> PROBLEM REQUIREMENTS
What is needed is an exact copy of all the records.

> DATA TO USE
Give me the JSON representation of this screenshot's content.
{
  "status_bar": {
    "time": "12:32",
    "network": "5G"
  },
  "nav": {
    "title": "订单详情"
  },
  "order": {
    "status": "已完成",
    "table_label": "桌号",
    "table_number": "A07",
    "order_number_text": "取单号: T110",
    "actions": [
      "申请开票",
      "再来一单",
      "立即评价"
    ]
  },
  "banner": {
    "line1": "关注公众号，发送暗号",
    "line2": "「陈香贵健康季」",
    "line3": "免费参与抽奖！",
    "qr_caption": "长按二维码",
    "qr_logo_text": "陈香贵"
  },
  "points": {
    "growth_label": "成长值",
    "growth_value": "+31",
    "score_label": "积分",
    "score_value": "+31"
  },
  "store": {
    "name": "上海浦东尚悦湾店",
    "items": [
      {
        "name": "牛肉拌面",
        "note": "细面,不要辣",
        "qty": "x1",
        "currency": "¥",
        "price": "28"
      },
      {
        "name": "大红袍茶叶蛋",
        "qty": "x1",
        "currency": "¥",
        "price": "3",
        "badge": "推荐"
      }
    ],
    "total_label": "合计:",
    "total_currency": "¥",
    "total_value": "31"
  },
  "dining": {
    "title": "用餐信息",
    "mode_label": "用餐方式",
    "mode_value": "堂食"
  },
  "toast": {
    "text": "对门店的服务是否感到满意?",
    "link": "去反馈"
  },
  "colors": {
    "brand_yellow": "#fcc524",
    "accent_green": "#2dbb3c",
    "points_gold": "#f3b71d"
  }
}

> ANSWER BELOW
Give me the JSON representation of this screenshot's content.
{
  "status_bar": {
    "time": "12:32",
    "network": "5G"
  },
  "nav": {
    "title": "订单详情"
  },
  "order": {
    "status": "已完成",
    "table_label": "桌号",
    "table_number": "A07",
    "order_number_text": "取单号: T110",
    "actions": [
      "申请开票",
      "再来一单",
      "立即评价"
    ]
  },
  "banner": {
    "line1": "关注公众号，发送暗号",
    "line2": "「陈香贵健康季」",
    "line3": "免费参与抽奖！",
    "qr_caption": "长按二维码",
    "qr_logo_text": "陈香贵"
  },
  "points": {
    "growth_label": "成长值",
    "growth_value": "+31",
    "score_label": "积分",
    "score_value": "+31"
  },
  "store": {
    "name": "上海浦东尚悦湾店",
    "items": [
      {
        "name": "牛肉拌面",
        "note": "细面,不要辣",
        "qty": "x1",
        "currency": "¥",
        "price": "28"
      },
      {
        "name": "大红袍茶叶蛋",
        "qty": "x1",
        "currency": "¥",
        "price": "3",
        "badge": "推荐"
      }
    ],
    "total_label": "合计:",
    "total_currency": "¥",
    "total_value": "31"
  },
  "dining": {
    "title": "用餐信息",
    "mode_label": "用餐方式",
    "mode_value": "堂食"
  },
  "toast": {
    "text": "对门店的服务是否感到满意?",
    "link": "去反馈"
  },
  "colors": {
    "brand_yellow": "#fcc524",
    "accent_green": "#2dbb3c",
    "points_gold": "#f3b71d"
  }
}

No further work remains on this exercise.